The pathogenesis of vesicular stomatitis virus (VSV) infection has not been investigated previously in native New World rodents that may have a role in the epidemiology of the disease. In the present study, 45 juvenile and 80 adult deer mice (Peromyscus maniculatus) were inoculated intranasally with VSV New Jersey serotype (VSV-NJ) and examined sequentially over a 7-day period. Virus was detected by means of immunohistochemistry and in situ hybridization in all tissues containing histologic lesions. Viral antigen and mRNA were observed initially in olfactory epithelium neurons, followed by olfactory bulbs and more caudal olfactory pathways in the brain. Virus also was detected throughout the ventricular system in the brain and central canal of the spinal cord. These results support both viral retrograde transneuronal transport and viral spread within the ventricular system. Other tissues containing viral antigen included airway epithelium and macrophages in the lungs, cardiac myocytes, and macrophages in cervical lymph nodes. In a second experiment, 15 adult, 20 juvenile, and 16 nestling deer mice were inoculated intradermally with VSV-NJ. Adults were refractory to infection by this route; however, nestlings and juveniles developed disseminated central nervous system infections. Viral antigen also was detected in cardiac myocytes and lymph node macrophages in these animals. Viremia was detected by virus isolation in 35/72 (49%) intranasally inoculated juvenile and adult mice and in 17/36 (47%) intradermally inoculated nestlings and juveniles from day 1 to day 3 postinoculation. The documentation of viremia in these animals suggests that they may have a role in the epidemiology of vector-borne vesicular stomatitis. (+info)
(7/449) Comparison of the serum neutralization test and a competitive enzyme-linked immunosorbent assay for the detection of antibodies to vesicular stomatitis virus New Jersey and vesicular stomatitis virus Indiana.
A competitive enzyme-linked immunosorbent assay (C-ELISA) for the detection of antibodies against vesicular stomatitis virus New Jersey (VSV-NJ) and vesicular stomatitis virus Indiana (VSV-IN) was compared with the serum neutralization test (SNT) using 1,106 serum samples obtained from dairy cattle on sentinel study farms in the Poas region of Costa Rica. Kappa coefficients between the C-ELISA and the SNT were 0.8871 (95% confidence interval [CI]: 0.8587-0.9155) and 0.6912 (95% CI: 0.6246-0.7577) for the VSV-NJ and VSV-IN tests, respectively. These results indicate good to excellent agreement between the 2 tests under these conditions. (+info)
(8/449) Matrix protein mutations contribute to inefficient induction of apoptosis leading to persistent infection of human neural cells by vesicular stomatitis virus.

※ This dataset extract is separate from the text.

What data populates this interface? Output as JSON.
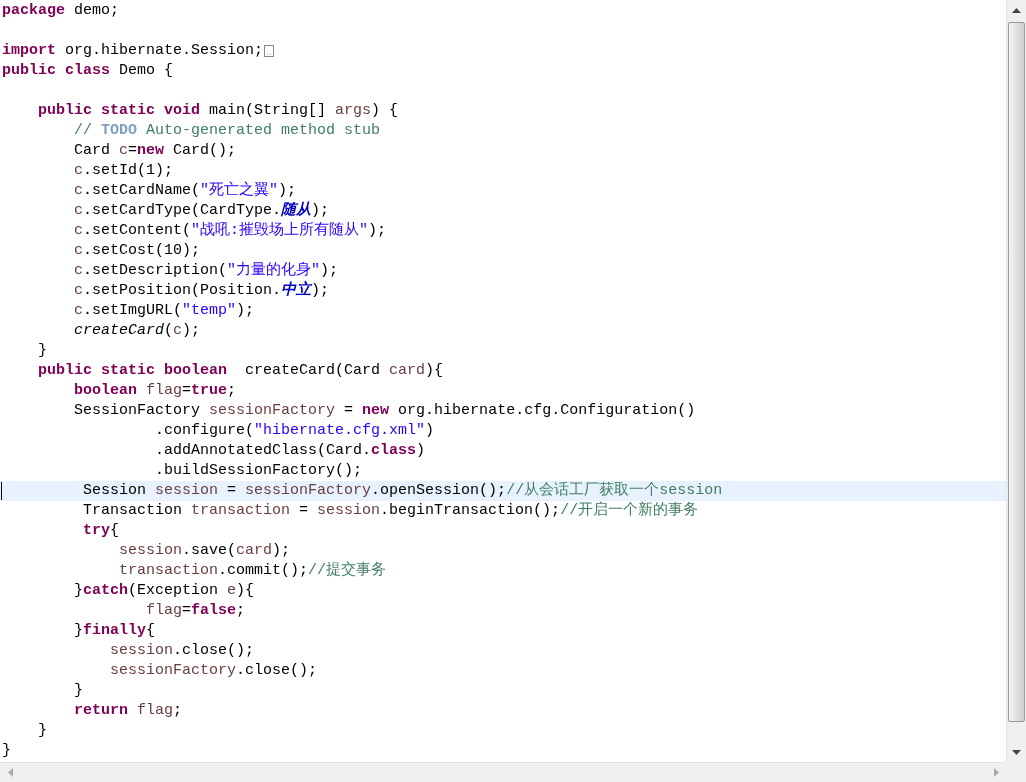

In a model system to study factors involved in the establishment of a persistent viral infection that may lead to neurodegenerative diseases, Indiana and New Jersey variants of vesicular stomatitis virus (VSV) with different capacities to infect and persist in human neural cells were studied. Indiana matrix (M) protein mutants and the wild-type New Jersey strain persisted in the human neural cell line H4 for at least 120 days. The Indiana wild-type virus (HR) and a non-M mutant (TP6), both unable to persist, induced apoptosis more strongly than all the other variants tested, as indicated by higher levels of DNA fragmentation and caspase-3-like activity. Transfection of H4 cells with mRNA coding for the VSV M protein confirmed the importance of this protein in the induction of apoptosis. Furthermore, the pan-caspase inhibitor ZVAD-fmk maintained cell survival to about 80%, whereas inhibition of caspase-8, caspase-9, or both only partially protected the cells against death, consistent with the fact that anti-apoptotic molecules from the Bcl-2 family also protect cells from death only partially. These results suggest that VSV activates many pathways of cell death and that an inefficient induction of caspase-3-related apoptosis participates in the establishment of a persistent infection of human neural cells by less virulent VSV variants. (+info)